Muszynski predicts blossoms in spring

Sep 3, 2001  •  Post A Comment

The tide of advertising dollars that once lifted all networks has turned. How long will that tide be out?
“We’re still going to be in a fairly good marketplace for advertisers for at least another year,” said John Muszynski, executive VP and chief broadcast investment officer, Starcom Worldwide.
“We’re at bottom now,” he said of the advertising economy in general, pegging the start of the turnaround at around the second quarter of next year.
The buyers’ market is the new reality in television, with cable costs per thousand down approximately 18 percent to 21 percent overall, Mr. Muszynski said.
Even the cable-network advertising executives who until recently thought those CPM dollars were theirs by right-and who had accustomed themselves to being order takers for predictable and ever-more pricey buys-now realize that the sellers’ market of past years is gone and that they must pitch and sell for a change.
“The companies that were fairly successful in this tough [upfront] market were the ones that really understood their product and sold the attributes and the strength of their network,” Mr. Muszynski said. The companies that were not successful, he said, “basically just expected to get bought [based on past relationships] and said, `Well, I have inventory. You’ve bought it in the past. Why aren’t you buying it now?’ If I didn’t hear it 50 times, I didn’t hear it once: `That’s my money! Where is my money?’ No, no. last time I looked, it’s my client’s money. And it’s your job every year to compete for it.”
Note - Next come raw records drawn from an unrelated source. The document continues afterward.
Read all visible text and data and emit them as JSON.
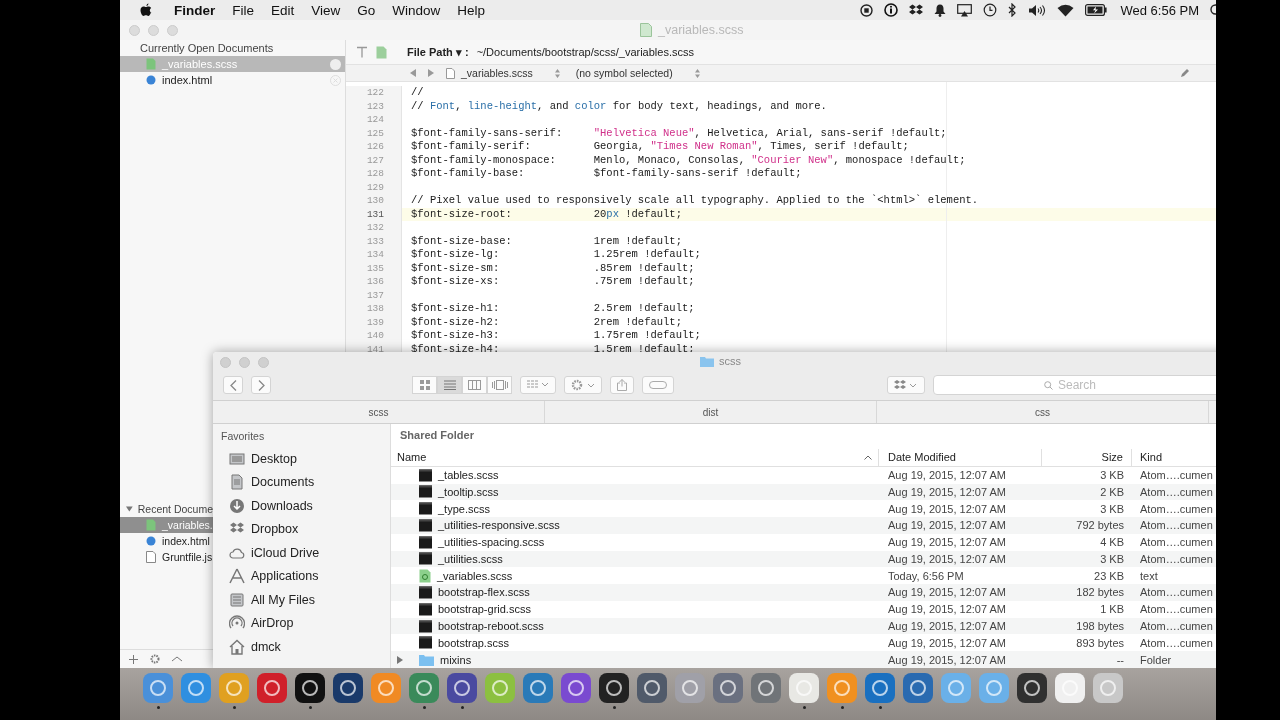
{
  "menu_bar": {
    "items": [
      "Finder",
      "File",
      "Edit",
      "View",
      "Go",
      "Window",
      "Help"
    ],
    "clock": "Wed 6:56 PM"
  },
  "editor": {
    "title": "_variables.scss",
    "open_header": "Currently Open Documents",
    "open_docs": [
      {
        "name": "_variables.scss",
        "kind": "scss",
        "selected": true
      },
      {
        "name": "index.html",
        "kind": "html",
        "selected": false
      }
    ],
    "recent_header": "Recent Docume",
    "recent_docs": [
      {
        "name": "_variables.",
        "kind": "scss",
        "selected": true
      },
      {
        "name": "index.html",
        "kind": "html",
        "selected": false
      },
      {
        "name": "Gruntfile.js",
        "kind": "js",
        "selected": false
      }
    ],
    "path_label": "File Path ▾ :",
    "path": "~/Documents/bootstrap/scss/_variables.scss",
    "nav_file": "_variables.scss",
    "nav_symbol": "(no symbol selected)",
    "lines": [
      {
        "n": "122",
        "current": false,
        "parts": [
          {
            "t": "//"
          }
        ]
      },
      {
        "n": "123",
        "current": false,
        "parts": [
          {
            "t": "// "
          },
          {
            "t": "Font",
            "keyword": true
          },
          {
            "t": ", "
          },
          {
            "t": "line-height",
            "keyword": true
          },
          {
            "t": ", and "
          },
          {
            "t": "color",
            "keyword": true
          },
          {
            "t": " for body text, headings, and more."
          }
        ]
      },
      {
        "n": "124",
        "current": false
      },
      {
        "n": "125",
        "current": false,
        "parts": [
          {
            "t": "$font-family-sans-serif:     "
          },
          {
            "t": "\"Helvetica Neue\"",
            "string": true
          },
          {
            "t": ", Helvetica, Arial, sans-serif !default;"
          }
        ]
      },
      {
        "n": "126",
        "current": false,
        "parts": [
          {
            "t": "$font-family-serif:          Georgia, "
          },
          {
            "t": "\"Times New Roman\"",
            "string": true
          },
          {
            "t": ", Times, serif !default;"
          }
        ]
      },
      {
        "n": "127",
        "current": false,
        "parts": [
          {
            "t": "$font-family-monospace:      Menlo, Monaco, Consolas, "
          },
          {
            "t": "\"Courier New\"",
            "string": true
          },
          {
            "t": ", monospace !default;"
          }
        ]
      },
      {
        "n": "128",
        "current": false,
        "parts": [
          {
            "t": "$font-family-base:           $font-family-sans-serif !default;"
          }
        ]
      },
      {
        "n": "129",
        "current": false
      },
      {
        "n": "130",
        "current": false,
        "parts": [
          {
            "t": "// Pixel value used to responsively scale all typography. Applied to the `<html>` element."
          }
        ]
      },
      {
        "n": "131",
        "current": true,
        "parts": [
          {
            "t": "$font-size-root:             20"
          },
          {
            "t": "px",
            "keyword": true
          },
          {
            "t": " !default;"
          }
        ]
      },
      {
        "n": "132",
        "current": false
      },
      {
        "n": "133",
        "current": false,
        "parts": [
          {
            "t": "$font-size-base:             1rem !default;"
          }
        ]
      },
      {
        "n": "134",
        "current": false,
        "parts": [
          {
            "t": "$font-size-lg:               1.25rem !default;"
          }
        ]
      },
      {
        "n": "135",
        "current": false,
        "parts": [
          {
            "t": "$font-size-sm:               .85rem !default;"
          }
        ]
      },
      {
        "n": "136",
        "current": false,
        "parts": [
          {
            "t": "$font-size-xs:               .75rem !default;"
          }
        ]
      },
      {
        "n": "137",
        "current": false
      },
      {
        "n": "138",
        "current": false,
        "parts": [
          {
            "t": "$font-size-h1:               2.5rem !default;"
          }
        ]
      },
      {
        "n": "139",
        "current": false,
        "parts": [
          {
            "t": "$font-size-h2:               2rem !default;"
          }
        ]
      },
      {
        "n": "140",
        "current": false,
        "parts": [
          {
            "t": "$font-size-h3:               1.75rem !default;"
          }
        ]
      },
      {
        "n": "141",
        "current": false,
        "parts": [
          {
            "t": "$font-size-h4:               1.5rem !default;"
          }
        ]
      }
    ]
  },
  "finder": {
    "title": "scss",
    "search_placeholder": "Search",
    "path_tabs": [
      "scss",
      "dist",
      "css"
    ],
    "favorites_header": "Favorites",
    "favorites": [
      {
        "name": "Desktop",
        "kind": "desktop"
      },
      {
        "name": "Documents",
        "kind": "documents"
      },
      {
        "name": "Downloads",
        "kind": "downloads"
      },
      {
        "name": "Dropbox",
        "kind": "dropbox"
      },
      {
        "name": "iCloud Drive",
        "kind": "cloud"
      },
      {
        "name": "Applications",
        "kind": "applications"
      },
      {
        "name": "All My Files",
        "kind": "files"
      },
      {
        "name": "AirDrop",
        "kind": "airdrop"
      },
      {
        "name": "dmck",
        "kind": "home"
      }
    ],
    "list_header": "Shared Folder",
    "columns": [
      "Name",
      "Date Modified",
      "Size",
      "Kind"
    ],
    "rows": [
      {
        "name": "_tables.scss",
        "date": "Aug 19, 2015, 12:07 AM",
        "size": "3 KB",
        "kind_text": "Atom….cumen",
        "kind": "file"
      },
      {
        "name": "_tooltip.scss",
        "date": "Aug 19, 2015, 12:07 AM",
        "size": "2 KB",
        "kind_text": "Atom….cumen",
        "kind": "file"
      },
      {
        "name": "_type.scss",
        "date": "Aug 19, 2015, 12:07 AM",
        "size": "3 KB",
        "kind_text": "Atom….cumen",
        "kind": "file"
      },
      {
        "name": "_utilities-responsive.scss",
        "date": "Aug 19, 2015, 12:07 AM",
        "size": "792 bytes",
        "kind_text": "Atom….cumen",
        "kind": "file"
      },
      {
        "name": "_utilities-spacing.scss",
        "date": "Aug 19, 2015, 12:07 AM",
        "size": "4 KB",
        "kind_text": "Atom….cumen",
        "kind": "file"
      },
      {
        "name": "_utilities.scss",
        "date": "Aug 19, 2015, 12:07 AM",
        "size": "3 KB",
        "kind_text": "Atom….cumen",
        "kind": "file"
      },
      {
        "name": "_variables.scss",
        "date": "Today, 6:56 PM",
        "size": "23 KB",
        "kind_text": "text",
        "kind": "atom"
      },
      {
        "name": "bootstrap-flex.scss",
        "date": "Aug 19, 2015, 12:07 AM",
        "size": "182 bytes",
        "kind_text": "Atom….cumen",
        "kind": "file"
      },
      {
        "name": "bootstrap-grid.scss",
        "date": "Aug 19, 2015, 12:07 AM",
        "size": "1 KB",
        "kind_text": "Atom….cumen",
        "kind": "file"
      },
      {
        "name": "bootstrap-reboot.scss",
        "date": "Aug 19, 2015, 12:07 AM",
        "size": "198 bytes",
        "kind_text": "Atom….cumen",
        "kind": "file"
      },
      {
        "name": "bootstrap.scss",
        "date": "Aug 19, 2015, 12:07 AM",
        "size": "893 bytes",
        "kind_text": "Atom….cumen",
        "kind": "file"
      },
      {
        "name": "mixins",
        "date": "Aug 19, 2015, 12:07 AM",
        "size": "--",
        "kind_text": "Folder",
        "kind": "folder"
      }
    ]
  },
  "dock": [
    {
      "color": "#4a90d9",
      "running": true
    },
    {
      "color": "#2f8fe0",
      "running": false
    },
    {
      "color": "#e0a020",
      "running": true
    },
    {
      "color": "#d0202a",
      "running": false
    },
    {
      "color": "#111111",
      "running": true
    },
    {
      "color": "#1a3a6a",
      "running": false
    },
    {
      "color": "#f08a24",
      "running": false
    },
    {
      "color": "#3a8a5a",
      "running": true
    },
    {
      "color": "#4a4aa0",
      "running": true
    },
    {
      "color": "#8cc040",
      "running": false
    },
    {
      "color": "#2a7ab8",
      "running": false
    },
    {
      "color": "#7a4ad0",
      "running": false
    },
    {
      "color": "#222222",
      "running": true
    },
    {
      "color": "#505a6a",
      "running": false
    },
    {
      "color": "#a0a0a8",
      "running": false
    },
    {
      "color": "#6a7080",
      "running": false
    },
    {
      "color": "#707478",
      "running": false
    },
    {
      "color": "#e8e8e4",
      "running": true
    },
    {
      "color": "#f09020",
      "running": true
    },
    {
      "color": "#1a70c0",
      "running": true
    },
    {
      "color": "#2a6ab0",
      "running": false
    },
    {
      "color": "#6ab0e8",
      "running": false
    },
    {
      "color": "#6ab0e8",
      "running": false
    },
    {
      "color": "#303030",
      "running": false
    },
    {
      "color": "#f0f0f0",
      "running": false
    },
    {
      "color": "#c8c8c8",
      "running": false
    }
  ]
}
And this year that competition got significantly tougher. “In a lot of situations, we shortened the list of networks that we were actually buying,” he said. “We also recommended to our clients that they should look beyond price, look for things that were important to them and important to their business.”
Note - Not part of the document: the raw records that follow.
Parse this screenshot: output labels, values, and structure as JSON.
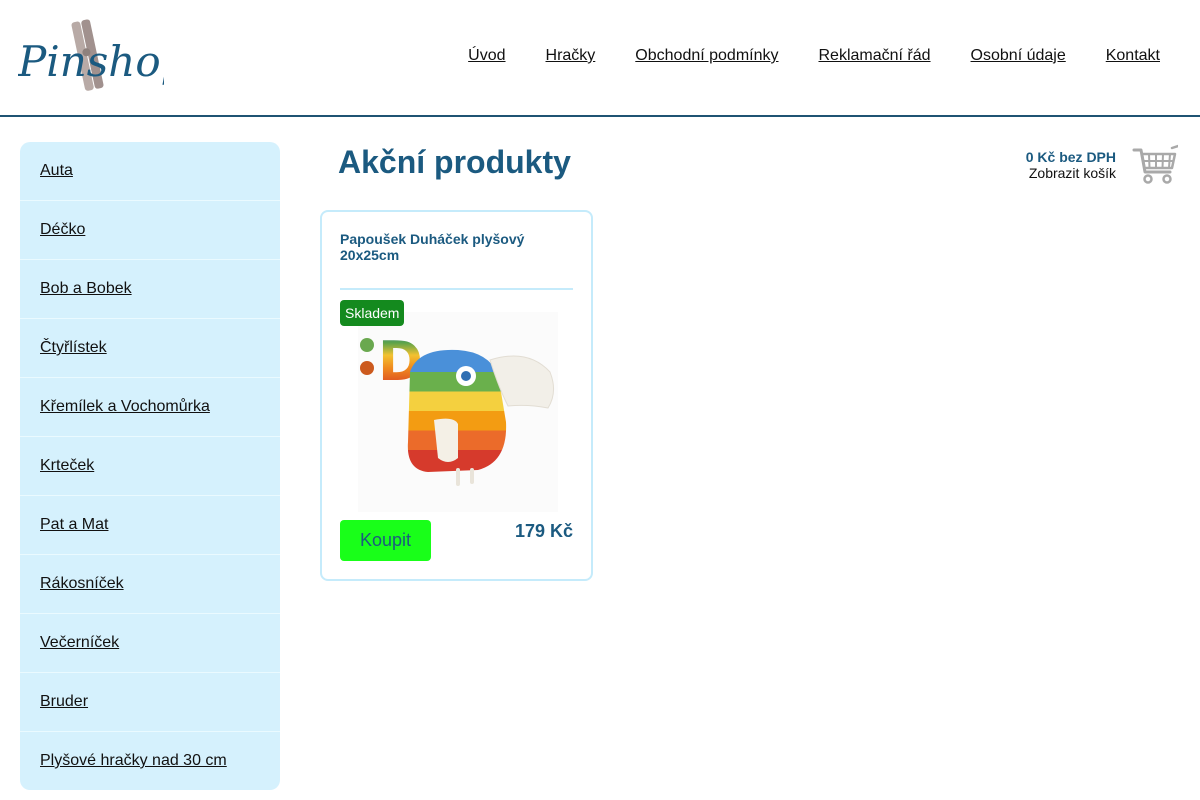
{
  "header": {
    "logo_text": "Pinshop",
    "nav": [
      {
        "label": "Úvod"
      },
      {
        "label": "Hračky"
      },
      {
        "label": "Obchodní podmínky"
      },
      {
        "label": "Reklamační řád"
      },
      {
        "label": "Osobní údaje"
      },
      {
        "label": "Kontakt"
      }
    ]
  },
  "sidebar": {
    "items": [
      {
        "label": "Auta"
      },
      {
        "label": "Déčko"
      },
      {
        "label": "Bob a Bobek"
      },
      {
        "label": "Čtyřlístek"
      },
      {
        "label": "Křemílek a Vochomůrka"
      },
      {
        "label": "Krteček"
      },
      {
        "label": "Pat a Mat"
      },
      {
        "label": "Rákosníček"
      },
      {
        "label": "Večerníček"
      },
      {
        "label": "Bruder"
      },
      {
        "label": "Plyšové hračky nad 30 cm"
      }
    ]
  },
  "main": {
    "title": "Akční produkty"
  },
  "cart": {
    "price": "0 Kč bez DPH",
    "show_label": "Zobrazit košík",
    "icon": "shopping-cart-icon"
  },
  "products": [
    {
      "name": "Papoušek Duháček plyšový 20x25cm",
      "stock": "Skladem",
      "buy_label": "Koupit",
      "price": "179 Kč",
      "image_letter": "D"
    }
  ],
  "colors": {
    "brand": "#1b5a80",
    "sidebar_bg": "#d5f1fd",
    "card_border": "#c5ebfb",
    "buy_button": "#19ff19",
    "stock_badge": "#148a1e"
  }
}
Those were the so-called value-added deals with components that went beyond eyeballs to encompass less quantifiable business-building elements. “If you take a look at my title, it doesn’t say `buyer’ in there, and my group is not called the buying group. We’re called the broadcast investment group, because we are investing our clients’ dollars. And one of the things that we are looking for is the greatest return on investment.”
That doesn’t necessarily translate into CPMs. “That is one factor,” Mr. Muszynski said. “Any way that you can drive my business could be a way of getting me a greater return on investments.”
Viewed this way, even a ratings disaster like the XFL can be an advertising success. “The U.S. Army [a Starcom client] got a tremendous number of leads through the XFL sponsorship,” Mr. Muszynski said. That sponsorship’s “business building” elements featured an on-site presence, including recruiters, at the now-defunct football league’s games and a tie-in with the XFL’s Web site.
Starcom made many of its deals in the recent upfront early and in some quarters was criticized for it. “Word on the street was, `Starcom moved too fast; you paid too high a price,”’ he said.
Taking the long view, Starcom did move early, Mr. Muszynski said, but with protections for the clients built in.
“I was the first one in every single area,” he said, “and I did that for a very specific reason: I wanted to help all my sellers get a read on the marketplace. Now most of them didn’t believe me, and we had very different opinions on where the market was going, and we had differences of opinion on CPMs.”
At that early point in the upfront, Starcom might have waited, letting its competitors grind the sellers down, he said; instead, he told the sellers, “Let’s work a deal out right now-we’ll agree on a price that is most likely your price, then you protect me when the marketplace comes back to where I think it’s going to be, [and] we’ll go back to my number.”
That kind of protection wasn’t written into the contracts, he said. “This is a relationship business, [it’s] an understood situation … `Protect me and we’ll do an early deal. Don’t protect me, we won’t do anything right now and I’ll wait.”’
Still, not every network has adjusted to the new reality. On the verge of the Labor Day weekend, one cable network was still holding out for double-digit increases, he said. “The money that’s currently allocated to them, I’ll spend it somewhere else, and that’s fine.”
In the near term, one or two cable networks might fall by the wayside, but the cause won’t be the buyers’ market, Mr. Muszynski said. “There’s so much money invested in getting penetration that I can’t believe that they would take such a short-term view and say, `I’ve finally gotten myself to 35 million homes, but I’ve had a bad advertising marketplace. I’m getting out.’ I just can’t see that happening.”